I suppose that's why you still had it in your system that night. It'd been, what, only two short years since you'd stopped running away? In some silly way there was a part of you that missed it. It might not have been all cakes and cookies out there, but you had run from home because all that was waiting for you there was your mother's expectations. There was a kind of freedom you had in being out on your own at such an age when most would were still content to be tied to their mother's apron strings. You had a small taste of deciding what happened to you. I rather think you got hooked on the feeling. And I daresay you might have been missing it that night. That's why you called me out. That's why you took me for that walk in the dead of the night. You wanted to show me what it'd been like for you. You weren't scared. You'd done that same walk probably two dozen times. In a way, I think you were comforted by its familiarity.
However, on that walk you also were never more than an arm's length from me. You never sped too far ahead of me or let me get too far from you. Maybe it was just common courtesy, but I think something deeper was at work. All those times you had walked the streets you'd been on your own. There must have been a part of you that wondered how different the experience might have been if you had a sister or brother to tag along with you. Would you have felt less anxious? Would you have been easier to convince to turn around? Or perhaps would the presence of someone who would have been so willing to take your side, as I very well might have been, been enough to dissuade you from running away in the first place? I don't know.

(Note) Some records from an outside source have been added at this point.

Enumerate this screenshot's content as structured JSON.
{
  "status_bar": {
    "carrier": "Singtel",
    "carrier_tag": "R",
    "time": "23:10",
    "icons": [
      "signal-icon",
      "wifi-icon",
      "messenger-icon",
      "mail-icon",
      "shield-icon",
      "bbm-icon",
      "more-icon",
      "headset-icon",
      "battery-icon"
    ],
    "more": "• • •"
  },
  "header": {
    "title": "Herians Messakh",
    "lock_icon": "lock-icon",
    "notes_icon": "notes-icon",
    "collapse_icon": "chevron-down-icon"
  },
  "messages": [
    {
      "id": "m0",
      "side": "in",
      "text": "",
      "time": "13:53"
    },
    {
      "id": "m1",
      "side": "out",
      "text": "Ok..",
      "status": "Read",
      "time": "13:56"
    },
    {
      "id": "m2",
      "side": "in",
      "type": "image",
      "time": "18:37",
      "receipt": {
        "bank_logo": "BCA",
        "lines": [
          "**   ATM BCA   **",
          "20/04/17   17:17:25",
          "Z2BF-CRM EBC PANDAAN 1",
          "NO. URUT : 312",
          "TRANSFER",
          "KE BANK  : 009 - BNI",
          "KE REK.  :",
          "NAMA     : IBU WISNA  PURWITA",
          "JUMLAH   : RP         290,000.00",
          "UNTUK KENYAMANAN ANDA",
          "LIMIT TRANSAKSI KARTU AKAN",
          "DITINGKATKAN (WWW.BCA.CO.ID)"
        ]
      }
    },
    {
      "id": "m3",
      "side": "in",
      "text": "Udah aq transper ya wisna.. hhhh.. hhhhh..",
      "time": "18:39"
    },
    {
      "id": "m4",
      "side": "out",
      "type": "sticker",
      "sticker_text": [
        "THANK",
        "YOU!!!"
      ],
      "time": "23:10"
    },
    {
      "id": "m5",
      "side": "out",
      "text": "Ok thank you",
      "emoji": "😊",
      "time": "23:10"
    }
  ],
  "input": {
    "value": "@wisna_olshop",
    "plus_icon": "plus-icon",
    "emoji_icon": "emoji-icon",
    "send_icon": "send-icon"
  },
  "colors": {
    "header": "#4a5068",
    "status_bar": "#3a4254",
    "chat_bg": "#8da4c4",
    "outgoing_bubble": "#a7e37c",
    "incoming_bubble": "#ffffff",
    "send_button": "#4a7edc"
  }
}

I know that on that particular walk you made it a point to be in contact with me as much as possible.
What I like to believe, though, is that it was more than that. When we rounded back around the block and started headed back to your folks' home, it was a different experience to be walking home with someone who had gotten a taste of an experience that had so finely defined you. None of your other friends, none of your other family members, had actually went "running away" with you. I don't know if you had asked anyone else--you must have, though--but I very well could have been the first and only person who saw a sliver of your world, of your experience, of your life. It wasn't just an expedition to give you an excuse to spend time with me; it was an opportunity to share a good deal of yourself without being all uptight about me.

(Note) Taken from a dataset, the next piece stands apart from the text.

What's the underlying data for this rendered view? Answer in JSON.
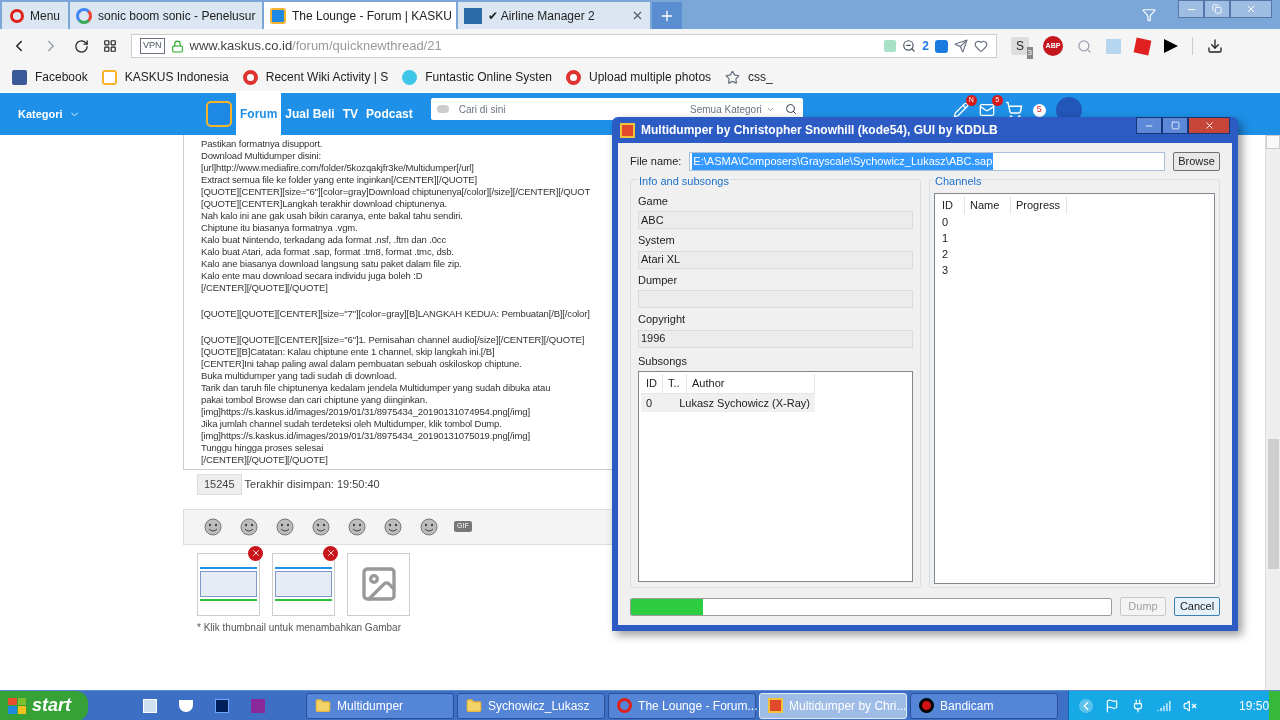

I don't know--when we made it back to your front door I felt like I'd learned a great deal about you and what you makes you tick even though we never spoke more than fifteen words in the fifteen minutes it took us to walk around. Fifteen minutes, though, gave me a great deal of insight into your life up until that point.
I left thinking that it was such a crazy idea that you had had. I left thinking that it was insane to follow you out into the dark just because you wanted to.
I came back feeling even closer to you than I ever thought I could. I came back realizing that wherever you might go there was no question that I would back you up, I would keep you company, I would keep you safe, and I would want to be with you.
I left thinking it was a mistake to let you lead me outside.
I ended up following your lead for the next fourteen years and counting.
Labels: Amy Millan, Breanne, Devotion, fear, trust